The Cabinet Secretary for National Treasury and Planning has enacted the Stamp Duty (Valuation of Immovable Property) Regulations, 2020 (the Regulations) which allow the Chief Government Valuer to appoint a private valuer to conduct property valuation on behalf of the government.
The appointment of a private valuer is valid for a period of three years from the date of the appointment.
Notable highlights of the Regulations include the following:
A. Application for valuation
A transferee of land or its authorised representative can apply to the Chief Government Valuer in writing for a valuation of the property by a government valuer or an appointed valuer.
Where a transferee elects to have a valuation conducted by an appointed valuer, the Chief Government Valuer shall assign the valuation to an appointed valuer and notify the transferee of the name of the appointed valuer within seven working days.
The transferee shall bear the costs of the valuation where it elects to have the valuation conducted by an appointed valuer.
B. Procedure and timelines for valuation
The government valuer or appointed valuer is required to submit a valuation report within 21 days of the application by the transferee. The appointed valuer is required to submit a valuation report immediately after payment has been made.

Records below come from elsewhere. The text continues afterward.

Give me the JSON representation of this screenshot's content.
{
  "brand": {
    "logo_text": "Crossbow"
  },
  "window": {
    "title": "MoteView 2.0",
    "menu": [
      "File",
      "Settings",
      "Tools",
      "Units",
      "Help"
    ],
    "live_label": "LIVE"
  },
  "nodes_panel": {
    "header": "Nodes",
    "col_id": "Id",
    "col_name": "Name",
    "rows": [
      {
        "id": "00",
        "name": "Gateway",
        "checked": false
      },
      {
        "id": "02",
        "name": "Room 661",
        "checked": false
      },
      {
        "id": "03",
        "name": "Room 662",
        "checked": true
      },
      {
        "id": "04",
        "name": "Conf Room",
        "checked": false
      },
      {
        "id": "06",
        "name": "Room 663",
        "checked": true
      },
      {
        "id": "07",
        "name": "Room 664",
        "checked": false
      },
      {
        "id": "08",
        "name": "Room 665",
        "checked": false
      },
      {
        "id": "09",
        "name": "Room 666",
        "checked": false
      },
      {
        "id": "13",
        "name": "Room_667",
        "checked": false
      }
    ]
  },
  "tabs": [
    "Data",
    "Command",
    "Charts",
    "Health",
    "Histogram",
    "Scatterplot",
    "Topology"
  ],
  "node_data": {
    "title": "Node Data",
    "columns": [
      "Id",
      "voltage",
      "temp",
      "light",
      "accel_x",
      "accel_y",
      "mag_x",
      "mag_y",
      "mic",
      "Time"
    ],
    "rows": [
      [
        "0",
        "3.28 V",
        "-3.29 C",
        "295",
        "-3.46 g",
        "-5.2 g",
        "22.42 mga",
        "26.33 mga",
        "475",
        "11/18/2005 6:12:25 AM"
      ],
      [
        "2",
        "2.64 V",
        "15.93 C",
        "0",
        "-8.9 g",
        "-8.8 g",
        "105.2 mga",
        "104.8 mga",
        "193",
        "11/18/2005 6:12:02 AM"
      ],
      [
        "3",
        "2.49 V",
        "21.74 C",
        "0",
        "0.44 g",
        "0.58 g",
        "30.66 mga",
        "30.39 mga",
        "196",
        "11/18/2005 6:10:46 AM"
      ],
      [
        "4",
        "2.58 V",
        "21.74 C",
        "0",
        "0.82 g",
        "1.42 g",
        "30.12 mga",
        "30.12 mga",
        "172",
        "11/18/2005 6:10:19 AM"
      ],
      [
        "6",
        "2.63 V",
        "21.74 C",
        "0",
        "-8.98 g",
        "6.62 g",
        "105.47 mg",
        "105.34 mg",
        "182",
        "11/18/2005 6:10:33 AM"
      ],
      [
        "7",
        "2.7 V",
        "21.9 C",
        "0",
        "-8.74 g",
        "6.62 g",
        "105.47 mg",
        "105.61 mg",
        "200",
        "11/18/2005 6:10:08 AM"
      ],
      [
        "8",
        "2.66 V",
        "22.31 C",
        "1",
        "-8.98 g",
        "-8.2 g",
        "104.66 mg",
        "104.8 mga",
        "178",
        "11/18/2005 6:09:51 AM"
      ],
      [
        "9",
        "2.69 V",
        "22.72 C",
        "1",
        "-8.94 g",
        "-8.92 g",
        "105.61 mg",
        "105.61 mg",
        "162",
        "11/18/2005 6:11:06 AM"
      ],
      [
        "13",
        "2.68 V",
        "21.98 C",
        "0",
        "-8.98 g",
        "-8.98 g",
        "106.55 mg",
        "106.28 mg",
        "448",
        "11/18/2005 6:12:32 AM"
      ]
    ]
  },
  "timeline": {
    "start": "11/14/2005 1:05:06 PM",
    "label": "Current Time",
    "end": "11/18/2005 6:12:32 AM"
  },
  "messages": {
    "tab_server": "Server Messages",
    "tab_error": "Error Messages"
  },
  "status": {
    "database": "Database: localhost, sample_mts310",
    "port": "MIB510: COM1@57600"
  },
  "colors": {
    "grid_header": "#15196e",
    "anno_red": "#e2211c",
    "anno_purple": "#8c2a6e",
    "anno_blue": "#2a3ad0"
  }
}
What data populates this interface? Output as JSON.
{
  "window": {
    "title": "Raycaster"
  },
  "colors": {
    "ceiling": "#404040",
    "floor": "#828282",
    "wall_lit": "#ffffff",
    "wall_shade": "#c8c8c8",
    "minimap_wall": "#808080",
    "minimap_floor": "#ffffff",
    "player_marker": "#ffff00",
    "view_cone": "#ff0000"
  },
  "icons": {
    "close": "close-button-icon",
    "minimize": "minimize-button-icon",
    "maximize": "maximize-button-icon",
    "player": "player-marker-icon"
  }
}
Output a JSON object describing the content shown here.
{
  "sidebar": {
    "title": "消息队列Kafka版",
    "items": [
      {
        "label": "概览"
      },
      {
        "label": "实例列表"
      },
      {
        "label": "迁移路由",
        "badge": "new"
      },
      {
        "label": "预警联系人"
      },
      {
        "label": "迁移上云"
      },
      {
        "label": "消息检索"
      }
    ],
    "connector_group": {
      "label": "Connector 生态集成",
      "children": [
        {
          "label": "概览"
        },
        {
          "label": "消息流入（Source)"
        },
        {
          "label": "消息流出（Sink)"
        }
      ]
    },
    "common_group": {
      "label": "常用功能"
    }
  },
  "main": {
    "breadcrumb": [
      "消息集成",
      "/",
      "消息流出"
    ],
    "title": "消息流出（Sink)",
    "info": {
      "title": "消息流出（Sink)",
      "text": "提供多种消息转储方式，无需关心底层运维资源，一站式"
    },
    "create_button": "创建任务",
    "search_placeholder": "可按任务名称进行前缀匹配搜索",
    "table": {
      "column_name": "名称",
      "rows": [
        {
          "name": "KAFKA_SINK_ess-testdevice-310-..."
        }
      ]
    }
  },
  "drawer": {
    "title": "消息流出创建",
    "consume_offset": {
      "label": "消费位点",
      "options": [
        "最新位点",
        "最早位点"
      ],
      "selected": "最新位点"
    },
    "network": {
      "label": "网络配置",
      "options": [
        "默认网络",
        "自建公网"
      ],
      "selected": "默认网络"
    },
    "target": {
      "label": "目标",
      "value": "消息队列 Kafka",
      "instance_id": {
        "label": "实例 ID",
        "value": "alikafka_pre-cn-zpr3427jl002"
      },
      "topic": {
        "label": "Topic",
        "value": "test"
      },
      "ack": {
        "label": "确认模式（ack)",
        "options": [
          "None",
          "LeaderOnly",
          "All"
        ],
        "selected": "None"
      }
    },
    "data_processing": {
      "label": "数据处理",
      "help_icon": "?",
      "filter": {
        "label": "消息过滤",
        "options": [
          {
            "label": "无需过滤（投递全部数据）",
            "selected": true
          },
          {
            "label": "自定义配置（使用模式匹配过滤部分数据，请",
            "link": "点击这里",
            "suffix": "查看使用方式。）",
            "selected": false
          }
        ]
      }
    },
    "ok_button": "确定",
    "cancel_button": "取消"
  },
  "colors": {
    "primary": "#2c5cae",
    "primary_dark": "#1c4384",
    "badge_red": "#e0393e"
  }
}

The Chief Government Valuer shall review the valuation report submitted by a government valuer or an appointed valuer and, if in agreement, approve the report and thereafter notify the transferee and the Collector of Stamp Duty in writing of the approved market value of the property and the stamp duty payable thereon.
If the Chief Government Valuer finds the valuation report to be deficient in any respect, it may revise the report and notify the valuer who conducted the valuation of the revision in writing.
The value assigned to the land shall be its value on the date of the conveyance or transfer of the land.
A valuation report is valid for a period of 12 months from the date of the approval of the report by the Chief Government Valuer.
A person who is aggrieved by the valuation report may lodge an objection in writing to the Chief Government Valuer within 21 days from the date the transferee receives written notification of the approved market value of the land. The objection may only be lodged by the person liable to pay the stamp duty.
Objections are limited to the following matters: (a) value assigned to the land; (b) the apportionment of the area, dimensions or description of the property; (c) the land that should have been included in the valuation has been valued separately; (d) the land that should have been valued separately has been included in the valuation; or (e) the person named in the report is not the true transferee of the land.
Applications, notices, statements, reports or other documents under the Regulations shall be lodged electronically with the Chief Government Valuer unless authorised in writing by the Chief Government Valuer to submit the document in any other manner.